At the bakery, we have to weigh our dough to insure that we do not sell short-weight loaves. Home bakers have no such impositions, but might find it useful to know that one loses about
Mix all the ingredients except the polenta in a bowl (reserving a little water for adjustments) until the mixture can be formed into a ball. Sprinkle a little flour on the counter, turn out the dough, and knead it for about 10 to 12 minutes or until the dough is tacky but not sticky and has a nice elasticity.
Clean the bowl and return the dough to it. Cover with either a damp towel or plastic wrap, or put the bowl into a plastic bag. Leave the dough out at room temperature to rise for about 1½ hours. The dough will have doubled in size. Punch it down, form it into a ball, return it to the bowl, and allow it to rise again for 1 to 1½ hours, until doubled in size.
Gently cut the dough into
To make loaves or baguettes, roll out each piece of dough into a long rectangle. Fold it in thirds, from top to bottom, and roll it out again, keeping the seam on the bottom. Fold the rectangle of dough in thirds again, crimping the seam with your fingers so that it will not open up. The goal is to create a firm surface tension that allows the bread to rise without spreading out sideways. If the dough becomes too tough to roll out, allow it to rest, covered, for about 3 to 5 minutes. This lets the gluten relax and then the dough should be more compliant. If it begins to dry out, spray with water.
Sprinkle a baking pan or French-bread molds (curved metal cylinders) with polenta, cornmeal, or semolina to prevent the dough from sticking and to give a nice crackle to the bottom of the loaf. Do not oil the pan, as this will brown the bottom of the loaf prematurely. Place the baguette of flute, seam-side down, on the pan.
If making rounds, gently press out the dough into a long rectangle and fold it up in thirds as if making loaves. Before rolling it out again, turn the “parcel” of dough so that the folds are running vertically and the open ends are horizontal and parallel with your rolling pin.
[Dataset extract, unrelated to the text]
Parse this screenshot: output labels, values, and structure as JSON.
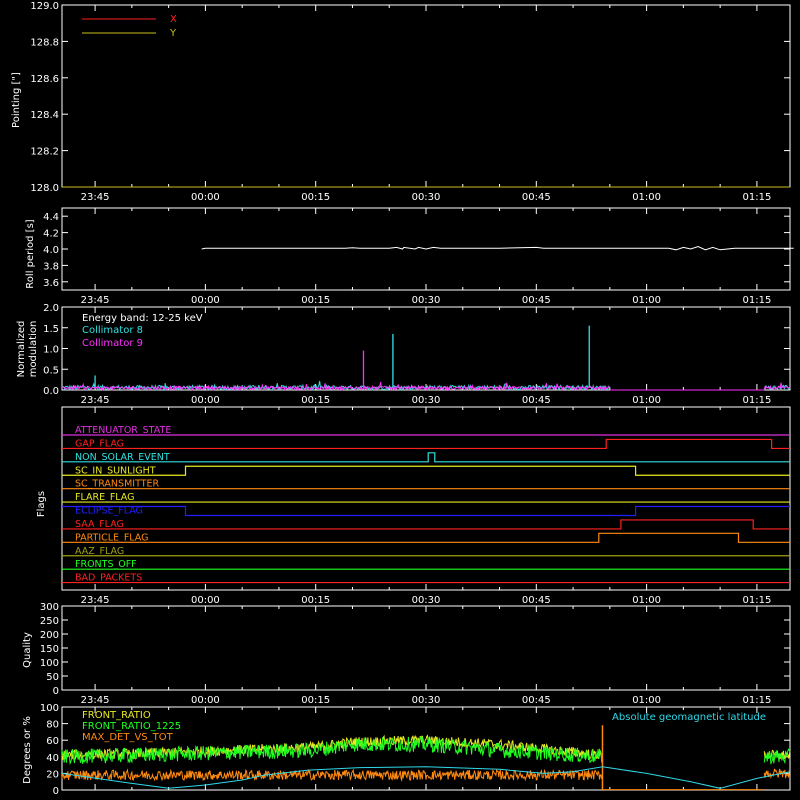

Press out the dough again into a rectangle. Fold it up in thirds again, form top to bottom, and create a ball of dough by bending the parcel round so that the 2 open ends meet underneath and can be crimped together to make one seam. Hold the ball in your hand, smooth it out, and pinch the open ends together to seal them at the bottom. This bottom should sit on the baking pan on the top of a good-sized sprinkling of polenta.
After forming the loaves, space them far enough apart to allow room for rising, and cover the pans with either a damp cloth or plastic wrap. Allow the loaves approximately 1 hour to rise at room temperature or put them in the refrigerator to rise over night.
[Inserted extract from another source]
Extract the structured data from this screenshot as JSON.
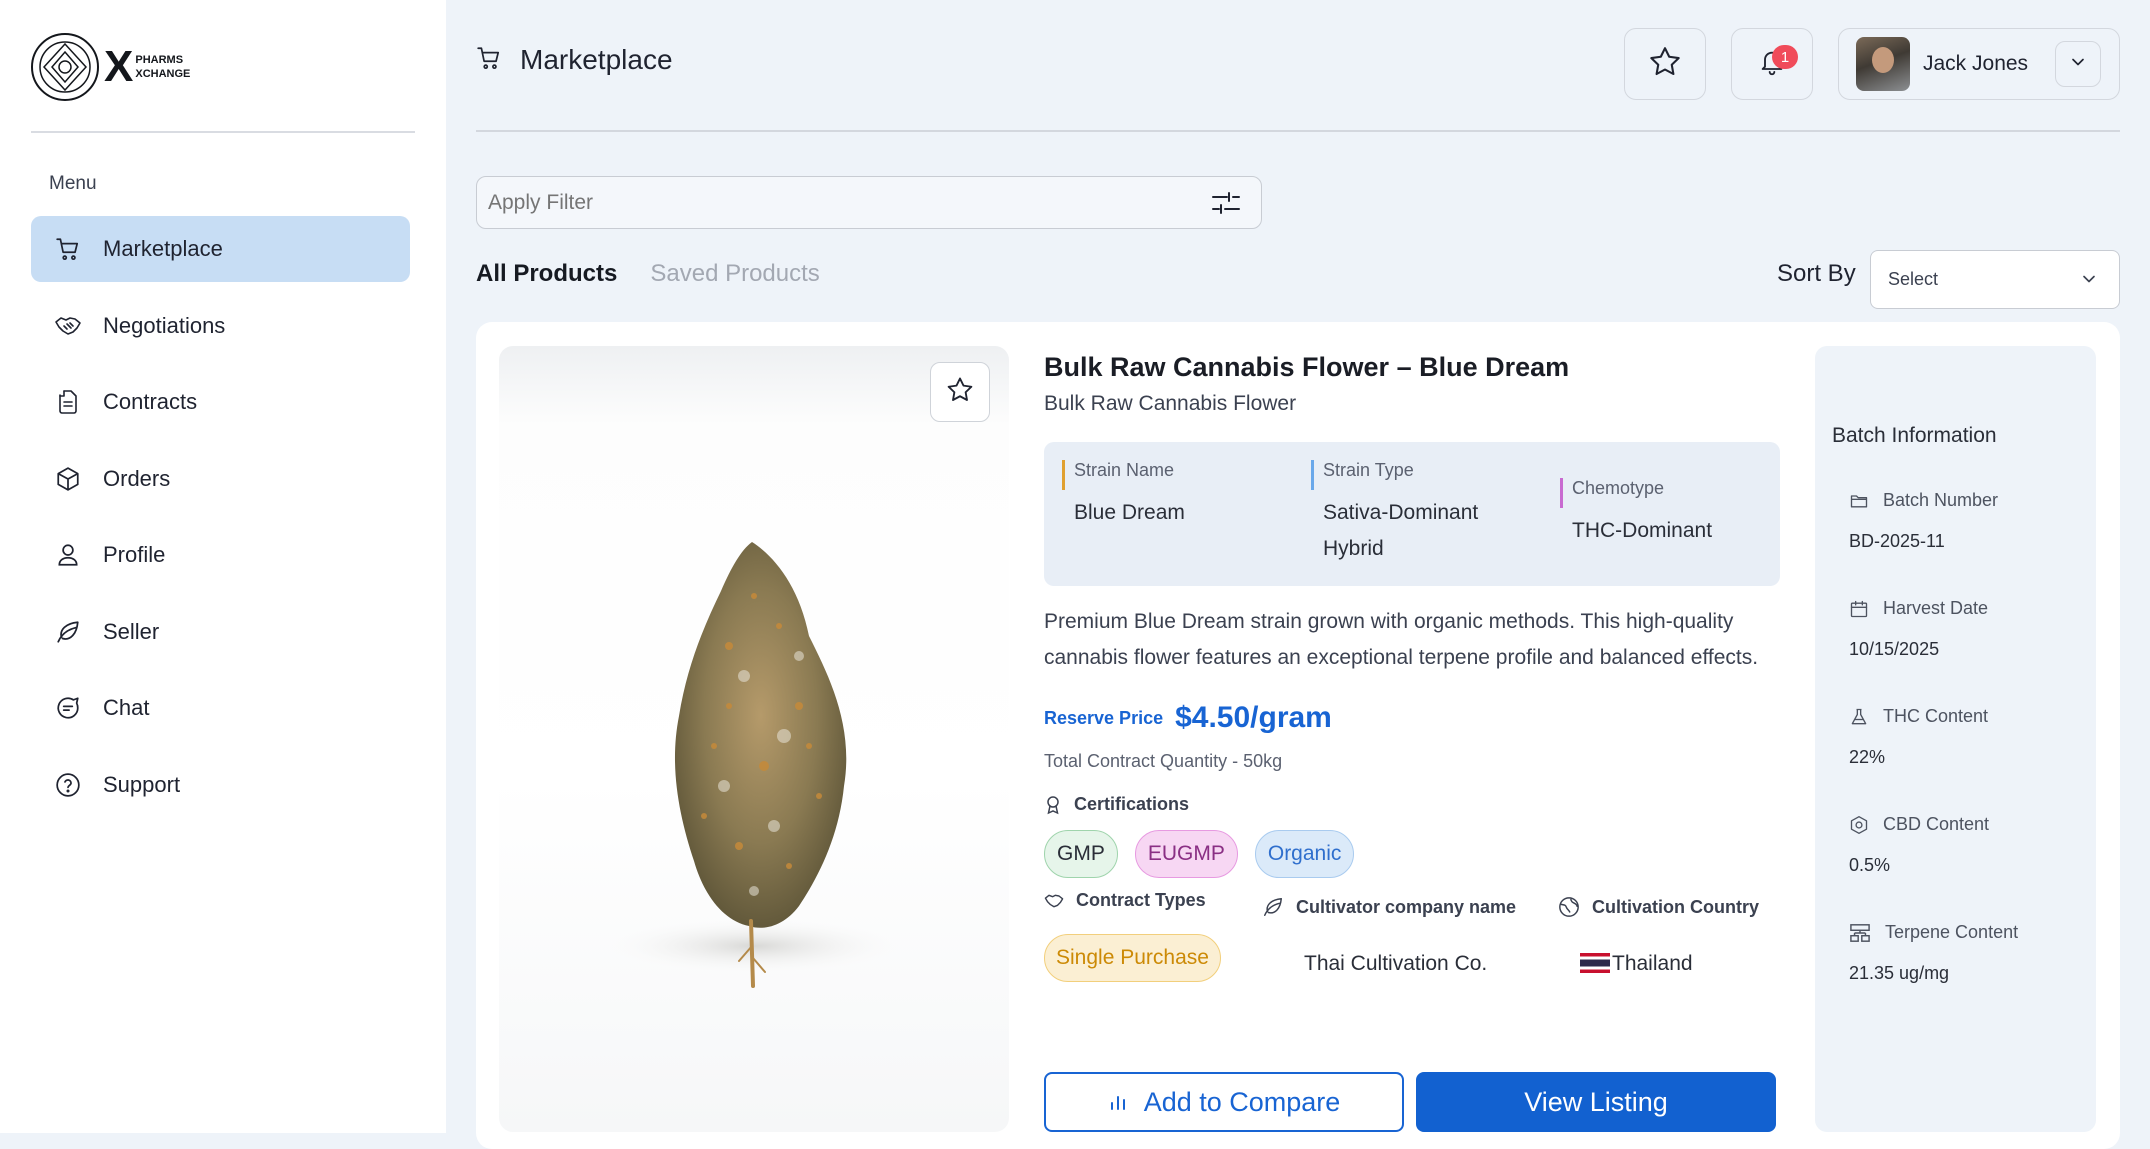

When you are ready to bake, slash the tops of the loaves either diagonally (3 slashes are usually sufficient) or, for the round loaves, in a tic-tac-toe or an asterisk pattern. A razor blade or serrated knife will work well.
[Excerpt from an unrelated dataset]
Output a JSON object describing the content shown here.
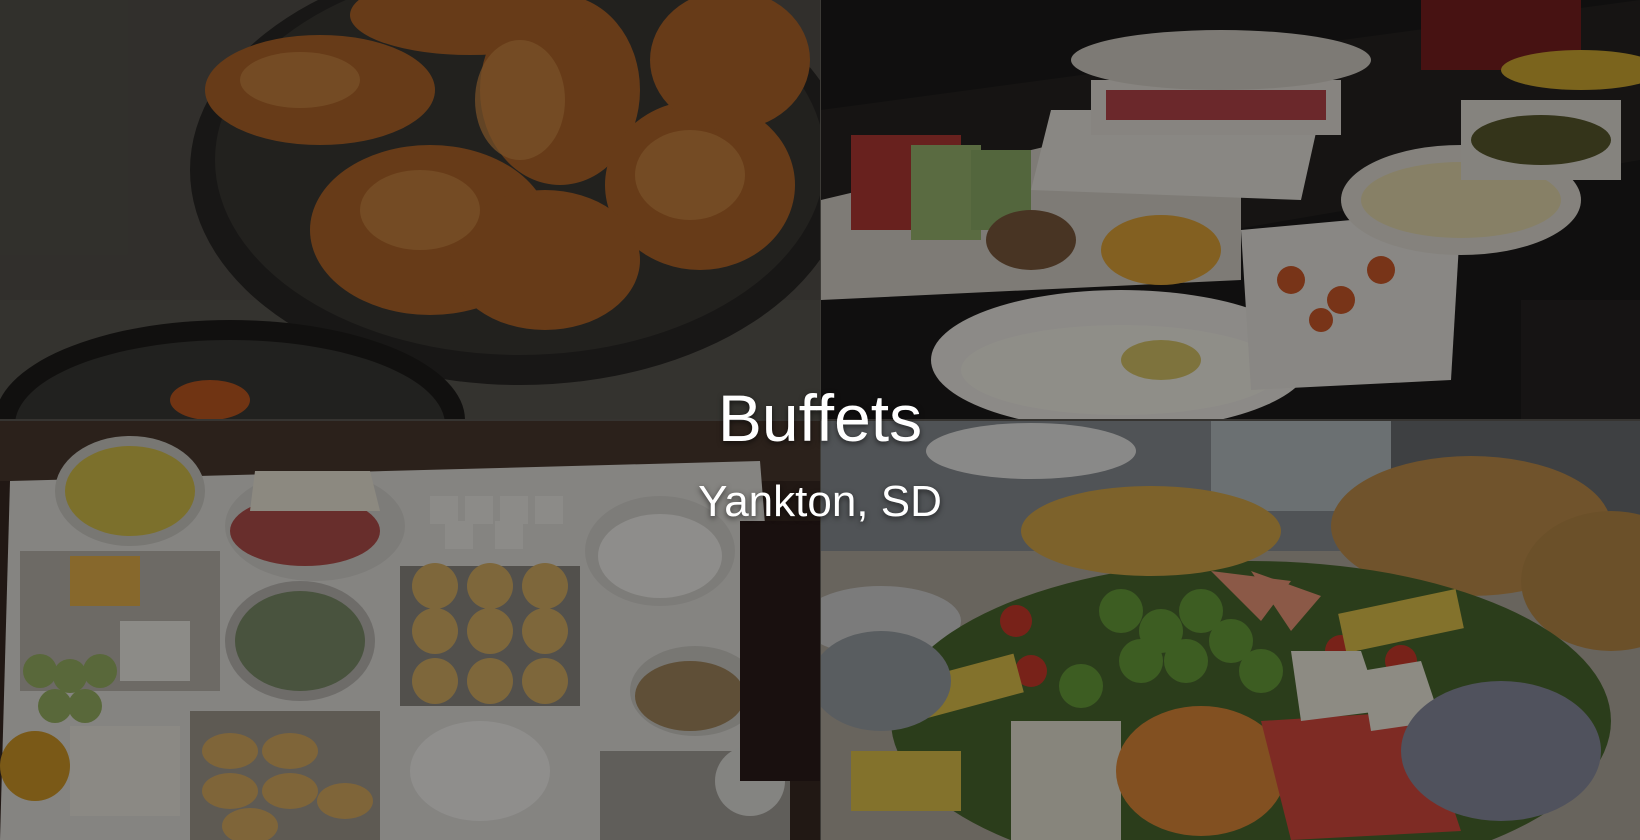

Spray the loaves with cold water and place them in a preheated 450°F. oven (400°F. in a convection oven). After 2 minutes, quickly spray them again. Two minutes later, spray once more. Two minutes later, give another spray. You may want to rotate the pans 180 degrees after the final spray, if the oven is baking unevenly. About 10 minutes after the last spray look at the loaves. If they appear to be golden and done, turn off the oven and allow the loaves to cook in a cooling oven for 10 more minutes. Total cooking time is 26 to 30 minutes for baguettes and up to 40 minutes for larger loaves. Cooking time varies according to both the size of the loaves and variations in ovens. Remove the bread from the oven, allow it to cool for between 20 and 45 minutes, and serve.
You can approximate the effect of hearth baking by preheating baking bricks or tiles and sliding the dough onto the bricks with a wooden oven peel or a long-nosed metal spatula (or on baking parchment). Bake as indicated, remembering the sprays. Round loaves, because of their increased bulk, will need 5 or 10 minutes longer to bake and to cool down than will baguettes.
If you want to restore the crackle to a crust that has lost it, which usually occurs a few hours after baking, mist the bread with cold water and put in a hot oven (400°F.) for 4 to 5 minutes. Serve the bread while it is hot but do not expect to use this trick on the same loaf twice.
© 1991 Peter Reinhart. All rights reserved.